[Dataset excerpts]

***

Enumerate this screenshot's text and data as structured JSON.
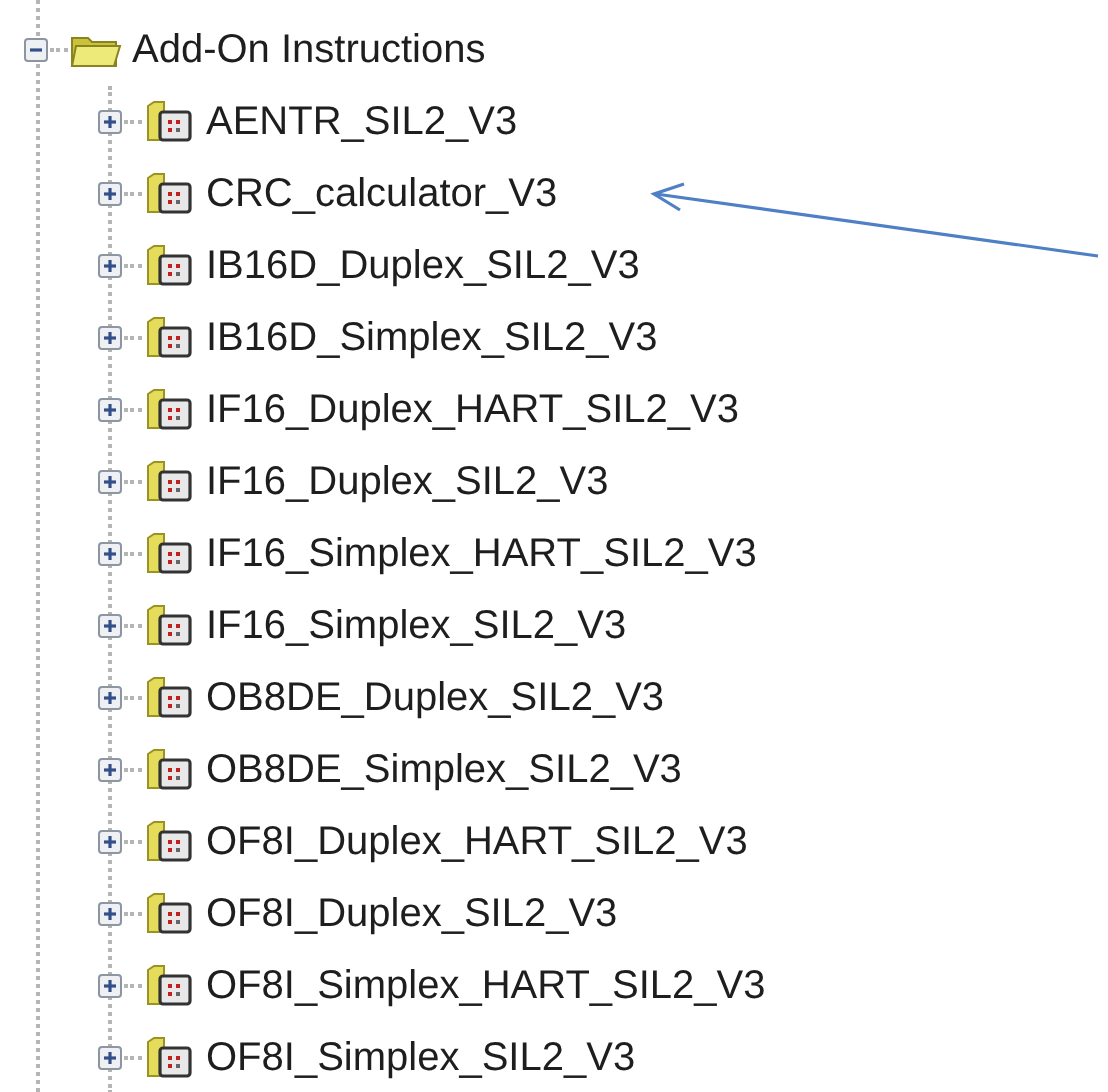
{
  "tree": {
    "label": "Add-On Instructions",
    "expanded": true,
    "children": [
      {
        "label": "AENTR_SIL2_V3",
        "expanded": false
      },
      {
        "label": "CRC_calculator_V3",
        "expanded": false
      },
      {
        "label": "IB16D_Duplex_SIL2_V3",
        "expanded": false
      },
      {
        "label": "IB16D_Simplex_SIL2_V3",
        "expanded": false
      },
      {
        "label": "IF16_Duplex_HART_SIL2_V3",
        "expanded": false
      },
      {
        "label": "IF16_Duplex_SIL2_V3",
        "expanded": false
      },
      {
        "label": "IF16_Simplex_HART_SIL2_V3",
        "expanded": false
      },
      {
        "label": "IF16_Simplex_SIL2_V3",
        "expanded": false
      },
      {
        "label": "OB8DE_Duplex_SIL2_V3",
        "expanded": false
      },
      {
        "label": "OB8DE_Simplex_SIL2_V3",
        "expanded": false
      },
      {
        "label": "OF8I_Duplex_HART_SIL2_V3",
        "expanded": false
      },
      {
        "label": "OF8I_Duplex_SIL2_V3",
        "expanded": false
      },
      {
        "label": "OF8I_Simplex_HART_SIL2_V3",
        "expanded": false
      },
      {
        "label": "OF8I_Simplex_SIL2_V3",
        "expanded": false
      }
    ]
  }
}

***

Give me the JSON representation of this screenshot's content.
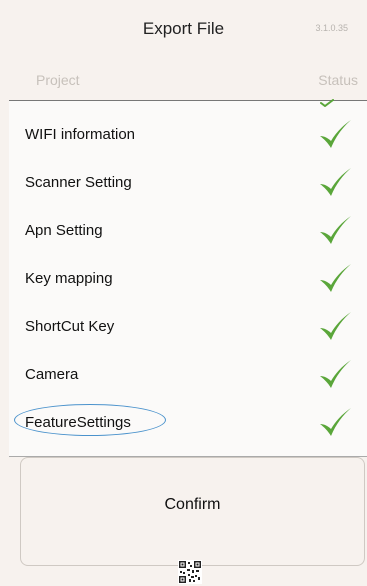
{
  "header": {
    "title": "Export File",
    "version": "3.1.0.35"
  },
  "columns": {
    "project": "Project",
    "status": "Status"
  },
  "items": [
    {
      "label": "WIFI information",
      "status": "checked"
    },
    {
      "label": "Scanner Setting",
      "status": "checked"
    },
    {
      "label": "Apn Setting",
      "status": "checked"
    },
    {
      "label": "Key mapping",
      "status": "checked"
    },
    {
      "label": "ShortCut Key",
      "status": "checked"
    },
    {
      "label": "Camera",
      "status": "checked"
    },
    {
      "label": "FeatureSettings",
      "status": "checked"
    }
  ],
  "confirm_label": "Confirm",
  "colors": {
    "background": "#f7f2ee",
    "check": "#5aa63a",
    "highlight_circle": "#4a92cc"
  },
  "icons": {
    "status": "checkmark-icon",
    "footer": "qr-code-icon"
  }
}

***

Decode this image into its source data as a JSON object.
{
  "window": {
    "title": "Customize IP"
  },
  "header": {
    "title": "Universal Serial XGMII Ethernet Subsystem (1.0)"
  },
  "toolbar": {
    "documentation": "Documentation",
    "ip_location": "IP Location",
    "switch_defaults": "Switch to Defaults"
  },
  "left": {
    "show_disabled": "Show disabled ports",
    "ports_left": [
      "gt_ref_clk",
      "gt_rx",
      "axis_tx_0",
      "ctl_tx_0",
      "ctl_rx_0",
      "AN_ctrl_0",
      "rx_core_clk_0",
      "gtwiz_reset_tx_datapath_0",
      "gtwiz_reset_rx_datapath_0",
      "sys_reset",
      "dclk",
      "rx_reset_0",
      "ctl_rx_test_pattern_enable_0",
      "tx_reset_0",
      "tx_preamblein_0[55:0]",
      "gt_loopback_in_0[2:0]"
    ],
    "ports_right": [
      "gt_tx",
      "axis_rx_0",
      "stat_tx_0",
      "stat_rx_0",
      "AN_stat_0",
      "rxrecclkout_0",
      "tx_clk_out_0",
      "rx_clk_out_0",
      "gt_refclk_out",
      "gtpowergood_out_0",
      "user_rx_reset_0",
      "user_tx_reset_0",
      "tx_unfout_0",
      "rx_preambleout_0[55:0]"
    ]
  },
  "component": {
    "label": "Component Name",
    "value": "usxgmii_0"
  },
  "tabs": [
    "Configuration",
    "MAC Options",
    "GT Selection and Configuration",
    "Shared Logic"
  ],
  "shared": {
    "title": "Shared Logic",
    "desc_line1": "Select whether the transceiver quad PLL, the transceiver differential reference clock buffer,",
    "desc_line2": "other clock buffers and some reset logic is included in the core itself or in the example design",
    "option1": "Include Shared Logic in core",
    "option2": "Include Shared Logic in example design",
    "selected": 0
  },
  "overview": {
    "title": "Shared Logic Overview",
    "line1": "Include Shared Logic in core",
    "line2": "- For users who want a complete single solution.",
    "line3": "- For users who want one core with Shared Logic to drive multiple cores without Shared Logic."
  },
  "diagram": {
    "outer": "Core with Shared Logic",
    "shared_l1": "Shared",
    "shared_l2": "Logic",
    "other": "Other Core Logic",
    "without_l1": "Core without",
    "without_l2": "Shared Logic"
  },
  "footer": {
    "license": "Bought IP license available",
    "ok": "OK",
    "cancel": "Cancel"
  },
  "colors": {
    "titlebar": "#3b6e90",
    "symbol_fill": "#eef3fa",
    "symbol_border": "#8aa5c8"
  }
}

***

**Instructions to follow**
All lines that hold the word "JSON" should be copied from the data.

**Finished exercise**
Enumerate this screenshot's text and data as structured JSON.
Give me the JSON representation of this screenshot's content.
Decode this image into its source data as a JSON object.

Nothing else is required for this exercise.